START Supplied records
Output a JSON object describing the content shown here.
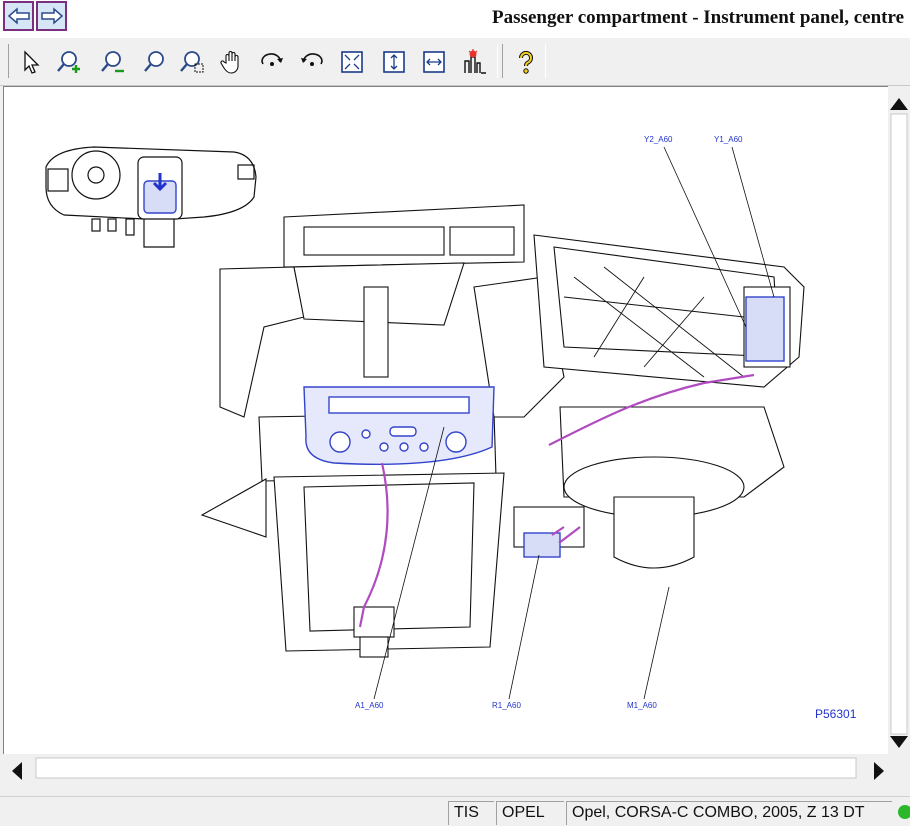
{
  "title": "Passenger compartment - Instrument panel, centre",
  "nav": {
    "back": "back-arrow",
    "forward": "forward-arrow"
  },
  "toolbar": {
    "tools": [
      "pointer",
      "zoom-in",
      "zoom-out",
      "zoom",
      "zoom-window",
      "pan-hand",
      "rotate-right",
      "rotate-left",
      "fit-all",
      "fit-height",
      "fit-width",
      "highlight",
      "help"
    ]
  },
  "diagram": {
    "labels": {
      "y2": "Y2_A60",
      "y1": "Y1_A60",
      "a1": "A1_A60",
      "r1": "R1_A60",
      "m1": "M1_A60"
    },
    "picture_code": "P56301"
  },
  "status": {
    "app": "TIS",
    "make": "OPEL",
    "vehicle": "Opel, CORSA-C COMBO, 2005, Z 13 DT"
  },
  "colors": {
    "accent": "#7b2f7f",
    "label": "#2233cc",
    "harness": "#b04cc0",
    "highlight": "#3344cc"
  }
}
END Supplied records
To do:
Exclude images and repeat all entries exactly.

Your solution:
Output a JSON object describing the content shown here.
{
  "title": "Passenger compartment - Instrument panel, centre",
  "nav": {
    "back": "back-arrow",
    "forward": "forward-arrow"
  },
  "toolbar": {
    "tools": [
      "pointer",
      "zoom-in",
      "zoom-out",
      "zoom",
      "zoom-window",
      "pan-hand",
      "rotate-right",
      "rotate-left",
      "fit-all",
      "fit-height",
      "fit-width",
      "highlight",
      "help"
    ]
  },
  "diagram": {
    "labels": {
      "y2": "Y2_A60",
      "y1": "Y1_A60",
      "a1": "A1_A60",
      "r1": "R1_A60",
      "m1": "M1_A60"
    },
    "picture_code": "P56301"
  },
  "status": {
    "app": "TIS",
    "make": "OPEL",
    "vehicle": "Opel, CORSA-C COMBO, 2005, Z 13 DT"
  },
  "colors": {
    "accent": "#7b2f7f",
    "label": "#2233cc",
    "harness": "#b04cc0",
    "highlight": "#3344cc"
  }
}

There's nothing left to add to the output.